The Clintons have mostly kept quiet during the new wave of attention to Bill's past, even as other Democrats are now denouncing the 42nd president.

Bill Clinton has been accused of sexual assault, rape, and sexual harassment by several women dating to the 1970s. In 1999, Juanita Broaddrick alleged the former president raped her in 1978 when he was Arkansas attorney general.

Paula Jones alleged that Bill Clinton exposed himself to her in a Little Rock hotel room in 1991. And Kathleen Wiley accused Bill Clinton of groping her in the Oval Office in 1993.

The allegations came back to haunt Hillary during her 2016 presidential campaign when Donald Trump held a press conference with the accusers after the release of an Access Hollywood tape in which Trump brags about grabbing women "by the pussy." Trump accused Hillary and Bill of colluding to shame and discredit the accusers.

This year, sexual assault allegations against powerful men such as Harvey Weinstein have empowered women to call out their abusers through the #MeToo movement. Trump, Clinton, Al Franken, the Democratic senator from Minnesota, and Alabama Senate candidate Roy Moore are among the prominent politicians facing accusations.

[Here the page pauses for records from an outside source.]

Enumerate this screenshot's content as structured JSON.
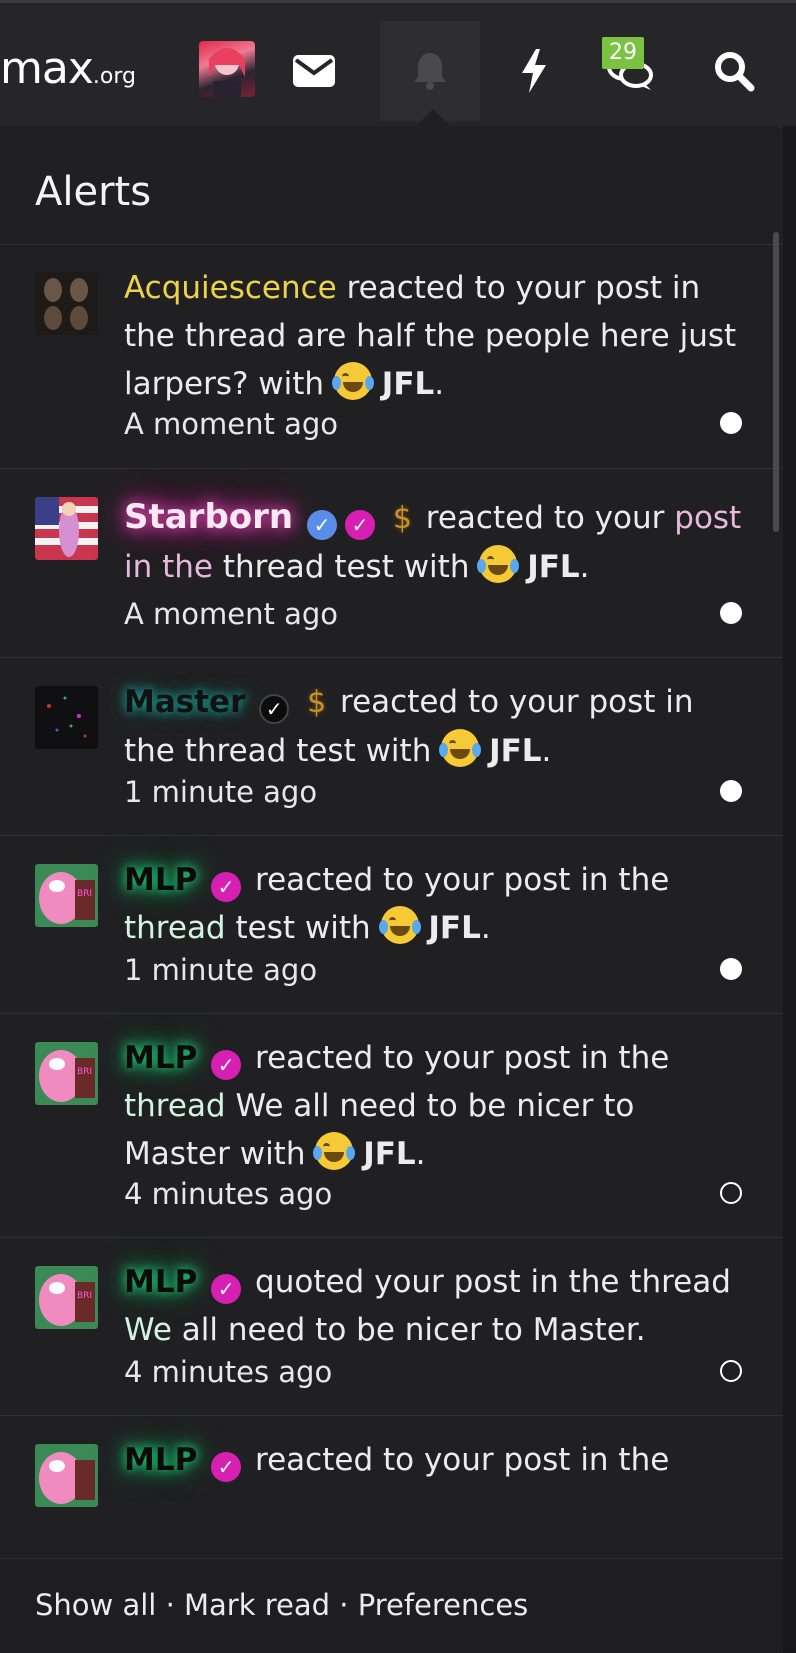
{
  "header": {
    "logo_main": "max",
    "logo_tld": ".org",
    "notification_count": "29",
    "icons": [
      "user-avatar",
      "mail-icon",
      "bell-icon",
      "bolt-icon",
      "chat-icon",
      "search-icon"
    ]
  },
  "panel": {
    "title": "Alerts"
  },
  "alerts": [
    {
      "user": "Acquiescence",
      "text_before": " reacted to your post in the thread are half the people here just larpers? with ",
      "reaction": "JFL",
      "time": "A moment ago",
      "read": false
    },
    {
      "user": "Starborn",
      "text_before": " reacted to your ",
      "highlight": "post in the",
      "text_after": " thread test with ",
      "reaction": "JFL",
      "time": "A moment ago",
      "read": false
    },
    {
      "user": "Master",
      "text_before": " reacted to your post in the thread test with ",
      "reaction": "JFL",
      "time": "1 minute ago",
      "read": false
    },
    {
      "user": "MLP",
      "text_before": " reacted to your post in the ",
      "highlight": "thread",
      "text_after": " test with ",
      "reaction": "JFL",
      "time": "1 minute ago",
      "read": false
    },
    {
      "user": "MLP",
      "text_before": " reacted to your post in the ",
      "highlight": "thread",
      "text_after": " We all need to be nicer to Master with ",
      "reaction": "JFL",
      "time": "4 minutes ago",
      "read": true
    },
    {
      "user": "MLP",
      "text_before": " quoted your post in the thread ",
      "highlight": "We",
      "text_after": " all need to be nicer to Master.",
      "time": "4 minutes ago",
      "read": true
    },
    {
      "user": "MLP",
      "text_before": " reacted to your post in the"
    }
  ],
  "footer": {
    "show_all": "Show all",
    "sep1": " · ",
    "mark_read": "Mark read",
    "sep2": " · ",
    "preferences": "Preferences"
  },
  "colors": {
    "badge": "#7cc242",
    "acquiescence": "#ecd34a",
    "starborn_glow": "#e24fb6",
    "mlp_glow": "#22d07a",
    "verified_blue": "#5b8de8",
    "verified_pink": "#d81fb4"
  }
}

Linda Tripp, who secretly recorded her conversations with Monica Lewinsky about Bill Clinton during her affair with the former president, claimed last week that Clinton's White House housekeepers were "afraid to bend over in his presence."